It’s August 5th, 2015, and Intel has just launched, Skylake, its most important product line since 2013’s Haswell. But like Broadwell before it, the launch has gone every way but straight. Only two products are officially released, the top-of-the-line Core i7-6700K and mid-range Core i5-6600K, and strangely, neither is available in the United States, where Intel is based the last time we checked. Apparently Europe has some supply (at least of the 6600K), but the U.S. won’t see Skylake until August 14th, apparently, and that’s only in a bundle with a motherboard, and it’s only the 6600K so far. But that’s not all…

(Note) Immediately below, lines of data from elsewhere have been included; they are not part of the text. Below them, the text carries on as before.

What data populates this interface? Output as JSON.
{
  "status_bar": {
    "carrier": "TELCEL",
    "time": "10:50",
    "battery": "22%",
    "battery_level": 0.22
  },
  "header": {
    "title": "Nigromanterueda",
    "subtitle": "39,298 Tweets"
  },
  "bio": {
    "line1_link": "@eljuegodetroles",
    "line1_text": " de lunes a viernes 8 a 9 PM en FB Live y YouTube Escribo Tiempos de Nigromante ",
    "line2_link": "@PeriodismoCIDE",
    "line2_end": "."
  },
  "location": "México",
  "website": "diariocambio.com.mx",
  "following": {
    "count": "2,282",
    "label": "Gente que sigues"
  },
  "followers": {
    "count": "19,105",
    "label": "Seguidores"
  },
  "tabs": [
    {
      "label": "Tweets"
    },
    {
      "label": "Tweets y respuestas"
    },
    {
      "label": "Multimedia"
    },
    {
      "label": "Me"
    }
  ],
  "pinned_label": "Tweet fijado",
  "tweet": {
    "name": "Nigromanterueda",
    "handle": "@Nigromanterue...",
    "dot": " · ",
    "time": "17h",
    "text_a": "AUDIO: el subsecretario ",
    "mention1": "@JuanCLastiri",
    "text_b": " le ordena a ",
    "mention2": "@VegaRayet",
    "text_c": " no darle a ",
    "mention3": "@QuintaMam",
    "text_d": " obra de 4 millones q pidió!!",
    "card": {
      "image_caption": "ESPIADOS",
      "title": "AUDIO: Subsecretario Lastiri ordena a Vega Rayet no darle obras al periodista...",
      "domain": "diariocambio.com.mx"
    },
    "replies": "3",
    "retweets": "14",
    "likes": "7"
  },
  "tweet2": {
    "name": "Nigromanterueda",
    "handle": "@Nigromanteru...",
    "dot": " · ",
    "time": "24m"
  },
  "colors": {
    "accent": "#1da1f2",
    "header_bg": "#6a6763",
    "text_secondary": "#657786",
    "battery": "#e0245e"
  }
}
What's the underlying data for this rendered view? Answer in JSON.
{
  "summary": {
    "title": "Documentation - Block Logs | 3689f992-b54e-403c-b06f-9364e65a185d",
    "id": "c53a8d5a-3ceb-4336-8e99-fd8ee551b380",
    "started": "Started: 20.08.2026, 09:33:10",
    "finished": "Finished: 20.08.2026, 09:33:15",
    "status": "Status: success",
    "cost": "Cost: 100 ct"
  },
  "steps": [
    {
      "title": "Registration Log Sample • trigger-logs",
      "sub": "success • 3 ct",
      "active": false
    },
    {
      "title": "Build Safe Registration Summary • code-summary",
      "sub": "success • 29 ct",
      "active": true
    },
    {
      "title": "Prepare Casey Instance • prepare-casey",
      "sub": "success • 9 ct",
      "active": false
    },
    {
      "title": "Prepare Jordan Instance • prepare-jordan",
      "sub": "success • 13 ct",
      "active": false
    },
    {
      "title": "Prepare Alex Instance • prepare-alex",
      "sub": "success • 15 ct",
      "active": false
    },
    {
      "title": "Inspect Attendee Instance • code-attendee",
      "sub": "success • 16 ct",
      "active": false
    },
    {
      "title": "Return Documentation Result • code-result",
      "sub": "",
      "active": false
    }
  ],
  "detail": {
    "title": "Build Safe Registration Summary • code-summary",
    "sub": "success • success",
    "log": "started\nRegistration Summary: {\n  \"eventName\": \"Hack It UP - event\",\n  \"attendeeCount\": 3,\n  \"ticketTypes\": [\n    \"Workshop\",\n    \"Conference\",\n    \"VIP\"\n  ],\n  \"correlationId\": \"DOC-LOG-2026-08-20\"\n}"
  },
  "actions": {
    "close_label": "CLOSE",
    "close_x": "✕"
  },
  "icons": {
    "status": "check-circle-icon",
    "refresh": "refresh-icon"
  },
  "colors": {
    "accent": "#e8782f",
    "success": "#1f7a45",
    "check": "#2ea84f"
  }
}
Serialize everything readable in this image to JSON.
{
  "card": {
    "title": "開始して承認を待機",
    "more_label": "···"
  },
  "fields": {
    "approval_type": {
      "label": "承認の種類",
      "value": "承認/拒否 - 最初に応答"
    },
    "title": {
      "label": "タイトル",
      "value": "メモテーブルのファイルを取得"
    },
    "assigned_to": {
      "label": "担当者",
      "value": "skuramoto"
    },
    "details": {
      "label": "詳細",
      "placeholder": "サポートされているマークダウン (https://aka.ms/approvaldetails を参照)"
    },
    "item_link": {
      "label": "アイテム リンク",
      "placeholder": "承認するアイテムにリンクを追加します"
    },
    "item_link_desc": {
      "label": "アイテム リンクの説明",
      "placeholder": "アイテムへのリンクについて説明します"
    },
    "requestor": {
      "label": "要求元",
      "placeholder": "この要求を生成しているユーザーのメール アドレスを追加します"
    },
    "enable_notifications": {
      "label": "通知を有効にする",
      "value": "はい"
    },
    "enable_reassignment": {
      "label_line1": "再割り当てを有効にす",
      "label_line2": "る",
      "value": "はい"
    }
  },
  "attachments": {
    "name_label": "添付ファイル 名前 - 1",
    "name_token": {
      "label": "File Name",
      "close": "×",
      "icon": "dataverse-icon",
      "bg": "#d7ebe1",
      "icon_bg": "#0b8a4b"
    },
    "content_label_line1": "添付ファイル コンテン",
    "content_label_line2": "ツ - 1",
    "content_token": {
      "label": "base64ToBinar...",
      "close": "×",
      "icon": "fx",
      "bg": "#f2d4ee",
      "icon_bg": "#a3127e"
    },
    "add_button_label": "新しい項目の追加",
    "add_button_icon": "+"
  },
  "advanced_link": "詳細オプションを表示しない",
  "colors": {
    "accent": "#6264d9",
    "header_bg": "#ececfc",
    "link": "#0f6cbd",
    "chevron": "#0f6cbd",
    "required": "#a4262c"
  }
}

One would think that after the aborted June launch of Broadwell on the desktop, which never became available to consumers, Intel would get this right. Could it be that having absolutely no competition in the CPU arena (AMD, we’re looking at you) has made Intel weak at the knees? Another odd factor: Intel allowed reviewers to benchmark the CPUs, but didn’t provide processor schematics or really any details at all.

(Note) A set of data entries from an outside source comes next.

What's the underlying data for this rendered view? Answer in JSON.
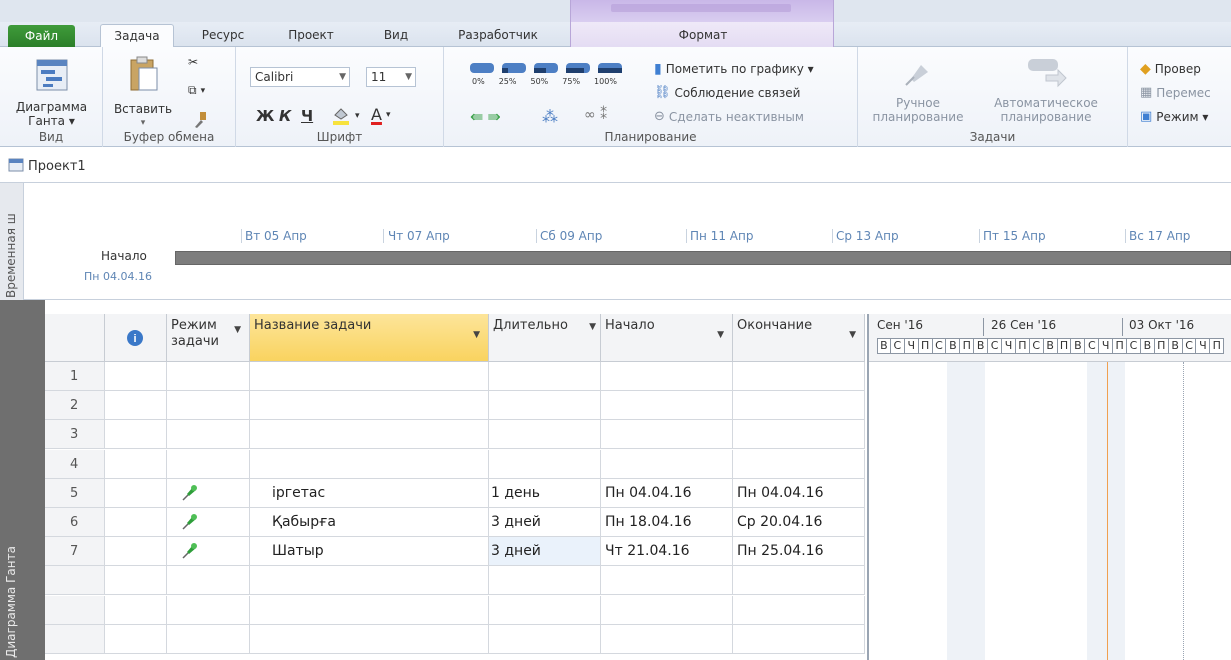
{
  "ribbon_tabs": {
    "file": "Файл",
    "task": "Задача",
    "resource": "Ресурс",
    "project": "Проект",
    "view": "Вид",
    "developer": "Разработчик",
    "format": "Формат"
  },
  "view_group": {
    "gantt_label_1": "Диаграмма",
    "gantt_label_2": "Ганта ▾",
    "group_label": "Вид"
  },
  "clipboard_group": {
    "paste_label": "Вставить",
    "group_label": "Буфер обмена"
  },
  "font_group": {
    "font_name": "Calibri",
    "font_size": "11",
    "bold": "Ж",
    "italic": "К",
    "underline": "Ч",
    "group_label": "Шрифт"
  },
  "schedule_group": {
    "pct_labels": [
      "0%",
      "25%",
      "50%",
      "75%",
      "100%"
    ],
    "mark_on_track": "Пометить по графику ▾",
    "respect_links": "Соблюдение связей",
    "inactivate": "Сделать неактивным",
    "group_label": "Планирование"
  },
  "tasks_group": {
    "manual_1": "Ручное",
    "manual_2": "планирование",
    "auto_1": "Автоматическое",
    "auto_2": "планирование",
    "group_label": "Задачи"
  },
  "right_group": {
    "inspect": "Провер",
    "move": "Перемес",
    "mode": "Режим ▾"
  },
  "project_name": "Проект1",
  "timeline": {
    "sidebar_label": "Временная ш",
    "dates": [
      "Вт 05 Апр",
      "Чт 07 Апр",
      "Сб 09 Апр",
      "Пн 11 Апр",
      "Ср 13 Апр",
      "Пт 15 Апр",
      "Вс 17 Апр"
    ],
    "start_label": "Начало",
    "start_date": "Пн 04.04.16"
  },
  "gantt_sidebar_label": "Диаграмма Ганта",
  "columns": {
    "info": "i",
    "mode_1": "Режим",
    "mode_2": "задачи",
    "name": "Название задачи",
    "duration": "Длительно",
    "start": "Начало",
    "finish": "Окончание"
  },
  "rows": [
    {
      "num": "1",
      "name": "",
      "duration": "",
      "start": "",
      "finish": ""
    },
    {
      "num": "2",
      "name": "",
      "duration": "",
      "start": "",
      "finish": ""
    },
    {
      "num": "3",
      "name": "",
      "duration": "",
      "start": "",
      "finish": ""
    },
    {
      "num": "4",
      "name": "",
      "duration": "",
      "start": "",
      "finish": ""
    },
    {
      "num": "5",
      "name": "іргетас",
      "duration": "1 день",
      "start": "Пн 04.04.16",
      "finish": "Пн 04.04.16"
    },
    {
      "num": "6",
      "name": "Қабырға",
      "duration": "3 дней",
      "start": "Пн 18.04.16",
      "finish": "Ср 20.04.16"
    },
    {
      "num": "7",
      "name": "Шатыр",
      "duration": "3 дней",
      "start": "Чт 21.04.16",
      "finish": "Пн 25.04.16"
    }
  ],
  "chart": {
    "weeks": [
      "Сен '16",
      "26 Сен '16",
      "03 Окт '16"
    ],
    "day_letters": [
      "В",
      "С",
      "Ч",
      "П",
      "С",
      "В",
      "П",
      "В",
      "С",
      "Ч",
      "П",
      "С",
      "В",
      "П",
      "В",
      "С",
      "Ч",
      "П",
      "С",
      "В",
      "П",
      "В",
      "С",
      "Ч",
      "П"
    ]
  }
}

Our take on all these shenanigans? Intel has fallen too far behind its launch schedule, causing a stir among its launch partners, i.e., the motherboard manufacturers, which put a lot of money into testing and marketing new chipsets, specifically the Z170 required for the 6600K/6700K. And unlike with Broadwell, Intel couldn’t just decide not to ship its “released” product, because in that case, board partners didn’t need to release new boards (they’d actually been released the year before using the Z97 chipset).

And, and how about the performance of the new CPUs? Well, the consensus among reviewers is that the 6700K beats its Haswell predecessor by about 10%, overclocks to about the same level, actually uses more power, and costs about $10 more. The fact that Intel has also dropped the bundled cooler from the package, worth at least $15, makes this all sting that much more. Then there’s the fact that the DDR4 memory that most boards will require costs about 10-20% more than equivalent DDR3. And of course those new motherboards are also about 10-20% more than the year-old models they replace. Ouch, ouch, ouch.

Overall, we just don’t view this as a compelling product launch. But for new PC buyers come September, when the retail channel will hopefully have caught up with Intel’s marketing hoopla, Skylake will be a worthy if more expensive alternative to Haswell. It’s just a shame that consumers now have to go begging and pleading to Intel for 10% boosts to performance every two years. We’re just lucky Intel’s CPUs are all plenty fast for most consumer needs, and have been for quite some time, ever since Intel left AMD in the dust.